What is needed: The data is to be retyped in full, exactly.

Data for this task:
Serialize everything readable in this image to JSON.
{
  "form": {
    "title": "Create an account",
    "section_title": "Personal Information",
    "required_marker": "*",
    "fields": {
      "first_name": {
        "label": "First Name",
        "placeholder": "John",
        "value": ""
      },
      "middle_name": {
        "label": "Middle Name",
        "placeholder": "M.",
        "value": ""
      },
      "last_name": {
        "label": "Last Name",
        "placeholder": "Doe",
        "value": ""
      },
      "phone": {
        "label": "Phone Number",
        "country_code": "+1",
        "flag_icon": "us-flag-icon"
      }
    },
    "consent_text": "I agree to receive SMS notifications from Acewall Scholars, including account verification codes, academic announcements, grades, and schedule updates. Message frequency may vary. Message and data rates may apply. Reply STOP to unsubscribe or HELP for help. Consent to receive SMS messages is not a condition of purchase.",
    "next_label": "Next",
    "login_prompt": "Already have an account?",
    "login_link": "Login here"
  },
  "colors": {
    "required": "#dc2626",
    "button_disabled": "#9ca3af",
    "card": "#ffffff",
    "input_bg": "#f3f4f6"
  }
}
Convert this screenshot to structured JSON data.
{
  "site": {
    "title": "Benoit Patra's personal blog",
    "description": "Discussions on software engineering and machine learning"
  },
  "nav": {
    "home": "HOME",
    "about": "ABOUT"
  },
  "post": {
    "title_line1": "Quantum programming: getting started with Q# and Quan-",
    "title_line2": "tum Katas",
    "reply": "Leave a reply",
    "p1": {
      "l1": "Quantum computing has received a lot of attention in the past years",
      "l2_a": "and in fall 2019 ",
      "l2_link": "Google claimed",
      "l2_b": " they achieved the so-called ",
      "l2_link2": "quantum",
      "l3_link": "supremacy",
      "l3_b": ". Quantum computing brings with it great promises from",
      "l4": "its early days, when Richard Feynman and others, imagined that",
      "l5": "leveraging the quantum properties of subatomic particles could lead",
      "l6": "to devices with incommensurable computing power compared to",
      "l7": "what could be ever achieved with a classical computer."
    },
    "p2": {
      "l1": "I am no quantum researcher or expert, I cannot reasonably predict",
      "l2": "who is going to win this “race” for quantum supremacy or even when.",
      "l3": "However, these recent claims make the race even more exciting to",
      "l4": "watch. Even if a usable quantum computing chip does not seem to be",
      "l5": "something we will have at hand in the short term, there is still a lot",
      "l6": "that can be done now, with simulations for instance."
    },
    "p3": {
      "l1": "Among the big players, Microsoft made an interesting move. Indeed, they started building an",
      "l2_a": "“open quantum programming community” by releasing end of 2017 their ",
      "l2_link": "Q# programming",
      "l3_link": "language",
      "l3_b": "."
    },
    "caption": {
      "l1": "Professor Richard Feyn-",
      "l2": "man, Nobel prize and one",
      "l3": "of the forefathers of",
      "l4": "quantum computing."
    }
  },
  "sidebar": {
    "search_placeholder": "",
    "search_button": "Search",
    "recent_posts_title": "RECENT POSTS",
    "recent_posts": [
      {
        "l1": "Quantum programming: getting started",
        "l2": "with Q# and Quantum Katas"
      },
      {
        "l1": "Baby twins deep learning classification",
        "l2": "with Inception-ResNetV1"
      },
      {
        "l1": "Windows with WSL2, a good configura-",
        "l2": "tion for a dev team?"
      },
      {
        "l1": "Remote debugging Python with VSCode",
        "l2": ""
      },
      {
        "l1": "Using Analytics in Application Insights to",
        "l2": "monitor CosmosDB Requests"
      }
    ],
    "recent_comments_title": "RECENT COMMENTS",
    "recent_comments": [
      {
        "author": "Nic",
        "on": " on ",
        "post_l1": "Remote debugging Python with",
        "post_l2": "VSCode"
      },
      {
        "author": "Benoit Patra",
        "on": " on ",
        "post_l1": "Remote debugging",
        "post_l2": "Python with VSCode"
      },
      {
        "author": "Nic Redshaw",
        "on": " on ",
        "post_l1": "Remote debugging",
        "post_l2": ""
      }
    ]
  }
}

Output:
Serialize everything readable in this image to JSON.
{
  "form": {
    "title": "Create an account",
    "section_title": "Personal Information",
    "required_marker": "*",
    "fields": {
      "first_name": {
        "label": "First Name",
        "placeholder": "John",
        "value": ""
      },
      "middle_name": {
        "label": "Middle Name",
        "placeholder": "M.",
        "value": ""
      },
      "last_name": {
        "label": "Last Name",
        "placeholder": "Doe",
        "value": ""
      },
      "phone": {
        "label": "Phone Number",
        "country_code": "+1",
        "flag_icon": "us-flag-icon"
      }
    },
    "consent_text": "I agree to receive SMS notifications from Acewall Scholars, including account verification codes, academic announcements, grades, and schedule updates. Message frequency may vary. Message and data rates may apply. Reply STOP to unsubscribe or HELP for help. Consent to receive SMS messages is not a condition of purchase.",
    "next_label": "Next",
    "login_prompt": "Already have an account?",
    "login_link": "Login here"
  },
  "colors": {
    "required": "#dc2626",
    "button_disabled": "#9ca3af",
    "card": "#ffffff",
    "input_bg": "#f3f4f6"
  }
}
Convert this screenshot to structured JSON data.
{
  "site": {
    "title": "Benoit Patra's personal blog",
    "description": "Discussions on software engineering and machine learning"
  },
  "nav": {
    "home": "HOME",
    "about": "ABOUT"
  },
  "post": {
    "title_line1": "Quantum programming: getting started with Q# and Quan-",
    "title_line2": "tum Katas",
    "reply": "Leave a reply",
    "p1": {
      "l1": "Quantum computing has received a lot of attention in the past years",
      "l2_a": "and in fall 2019 ",
      "l2_link": "Google claimed",
      "l2_b": " they achieved the so-called ",
      "l2_link2": "quantum",
      "l3_link": "supremacy",
      "l3_b": ". Quantum computing brings with it great promises from",
      "l4": "its early days, when Richard Feynman and others, imagined that",
      "l5": "leveraging the quantum properties of subatomic particles could lead",
      "l6": "to devices with incommensurable computing power compared to",
      "l7": "what could be ever achieved with a classical computer."
    },
    "p2": {
      "l1": "I am no quantum researcher or expert, I cannot reasonably predict",
      "l2": "who is going to win this “race” for quantum supremacy or even when.",
      "l3": "However, these recent claims make the race even more exciting to",
      "l4": "watch. Even if a usable quantum computing chip does not seem to be",
      "l5": "something we will have at hand in the short term, there is still a lot",
      "l6": "that can be done now, with simulations for instance."
    },
    "p3": {
      "l1": "Among the big players, Microsoft made an interesting move. Indeed, they started building an",
      "l2_a": "“open quantum programming community” by releasing end of 2017 their ",
      "l2_link": "Q# programming",
      "l3_link": "language",
      "l3_b": "."
    },
    "caption": {
      "l1": "Professor Richard Feyn-",
      "l2": "man, Nobel prize and one",
      "l3": "of the forefathers of",
      "l4": "quantum computing."
    }
  },
  "sidebar": {
    "search_placeholder": "",
    "search_button": "Search",
    "recent_posts_title": "RECENT POSTS",
    "recent_posts": [
      {
        "l1": "Quantum programming: getting started",
        "l2": "with Q# and Quantum Katas"
      },
      {
        "l1": "Baby twins deep learning classification",
        "l2": "with Inception-ResNetV1"
      },
      {
        "l1": "Windows with WSL2, a good configura-",
        "l2": "tion for a dev team?"
      },
      {
        "l1": "Remote debugging Python with VSCode",
        "l2": ""
      },
      {
        "l1": "Using Analytics in Application Insights to",
        "l2": "monitor CosmosDB Requests"
      }
    ],
    "recent_comments_title": "RECENT COMMENTS",
    "recent_comments": [
      {
        "author": "Nic",
        "on": " on ",
        "post_l1": "Remote debugging Python with",
        "post_l2": "VSCode"
      },
      {
        "author": "Benoit Patra",
        "on": " on ",
        "post_l1": "Remote debugging",
        "post_l2": "Python with VSCode"
      },
      {
        "author": "Nic Redshaw",
        "on": " on ",
        "post_l1": "Remote debugging",
        "post_l2": ""
      }
    ]
  }
}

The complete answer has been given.